BEGIN ENTRIES PROVIDED

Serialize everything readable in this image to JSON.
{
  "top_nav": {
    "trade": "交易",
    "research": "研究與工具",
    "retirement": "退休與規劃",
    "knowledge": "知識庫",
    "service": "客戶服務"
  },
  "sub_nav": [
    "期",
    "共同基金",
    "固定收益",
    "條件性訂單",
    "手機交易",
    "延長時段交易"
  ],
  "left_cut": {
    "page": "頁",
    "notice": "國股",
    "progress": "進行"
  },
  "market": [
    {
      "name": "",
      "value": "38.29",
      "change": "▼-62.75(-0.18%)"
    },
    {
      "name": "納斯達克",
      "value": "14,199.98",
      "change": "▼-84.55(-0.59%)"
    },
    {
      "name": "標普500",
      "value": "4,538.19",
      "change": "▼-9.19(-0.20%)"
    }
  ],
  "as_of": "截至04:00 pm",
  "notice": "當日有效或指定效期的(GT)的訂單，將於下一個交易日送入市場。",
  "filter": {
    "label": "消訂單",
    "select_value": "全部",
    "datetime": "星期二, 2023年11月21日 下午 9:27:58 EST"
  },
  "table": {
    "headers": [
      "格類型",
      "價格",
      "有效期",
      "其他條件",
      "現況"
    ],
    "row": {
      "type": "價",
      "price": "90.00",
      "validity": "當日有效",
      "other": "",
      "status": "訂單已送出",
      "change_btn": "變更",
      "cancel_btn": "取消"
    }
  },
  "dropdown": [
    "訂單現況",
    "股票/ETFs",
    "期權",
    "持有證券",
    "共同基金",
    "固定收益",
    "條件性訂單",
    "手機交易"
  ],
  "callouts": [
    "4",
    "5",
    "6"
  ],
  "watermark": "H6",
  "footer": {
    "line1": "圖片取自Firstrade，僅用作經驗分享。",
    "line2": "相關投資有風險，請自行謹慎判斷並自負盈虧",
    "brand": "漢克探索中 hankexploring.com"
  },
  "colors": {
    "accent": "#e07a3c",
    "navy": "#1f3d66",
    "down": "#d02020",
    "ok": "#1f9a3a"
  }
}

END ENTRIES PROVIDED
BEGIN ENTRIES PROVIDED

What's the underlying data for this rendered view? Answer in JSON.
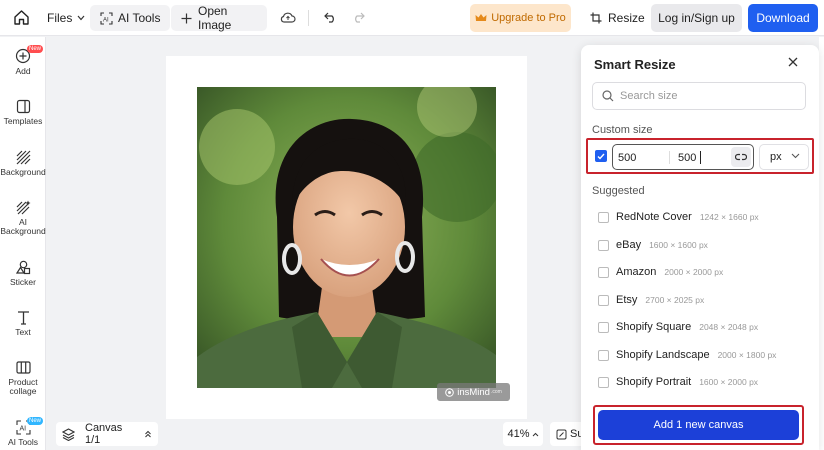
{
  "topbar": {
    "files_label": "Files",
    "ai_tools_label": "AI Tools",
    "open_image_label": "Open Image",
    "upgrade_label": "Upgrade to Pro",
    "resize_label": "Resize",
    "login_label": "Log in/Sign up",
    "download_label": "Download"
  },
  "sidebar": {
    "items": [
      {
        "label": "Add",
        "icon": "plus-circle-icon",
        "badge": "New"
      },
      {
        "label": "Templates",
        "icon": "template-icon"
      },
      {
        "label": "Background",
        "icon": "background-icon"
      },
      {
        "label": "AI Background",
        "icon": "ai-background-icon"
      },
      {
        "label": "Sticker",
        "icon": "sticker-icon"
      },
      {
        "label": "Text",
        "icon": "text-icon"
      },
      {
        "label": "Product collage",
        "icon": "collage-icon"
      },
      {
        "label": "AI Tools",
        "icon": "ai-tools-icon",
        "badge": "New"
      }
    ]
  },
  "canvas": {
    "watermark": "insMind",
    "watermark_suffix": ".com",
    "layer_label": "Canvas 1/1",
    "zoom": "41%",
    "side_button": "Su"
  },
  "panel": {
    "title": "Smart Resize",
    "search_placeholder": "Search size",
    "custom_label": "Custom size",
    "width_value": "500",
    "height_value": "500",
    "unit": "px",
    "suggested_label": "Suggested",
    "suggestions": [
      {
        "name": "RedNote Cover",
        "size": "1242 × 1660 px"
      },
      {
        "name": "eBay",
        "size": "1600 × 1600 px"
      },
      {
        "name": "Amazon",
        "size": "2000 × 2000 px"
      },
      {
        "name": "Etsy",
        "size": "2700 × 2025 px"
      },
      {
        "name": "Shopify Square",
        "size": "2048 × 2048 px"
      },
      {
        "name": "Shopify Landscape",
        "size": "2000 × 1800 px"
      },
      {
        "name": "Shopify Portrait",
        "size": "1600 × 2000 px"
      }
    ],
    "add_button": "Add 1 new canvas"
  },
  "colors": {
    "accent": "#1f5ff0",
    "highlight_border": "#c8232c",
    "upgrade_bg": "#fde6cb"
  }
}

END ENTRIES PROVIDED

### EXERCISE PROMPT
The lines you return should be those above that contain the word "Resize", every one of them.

### EXERCISE ANSWER
    "resize_label": "Resize",
    "title": "Smart Resize",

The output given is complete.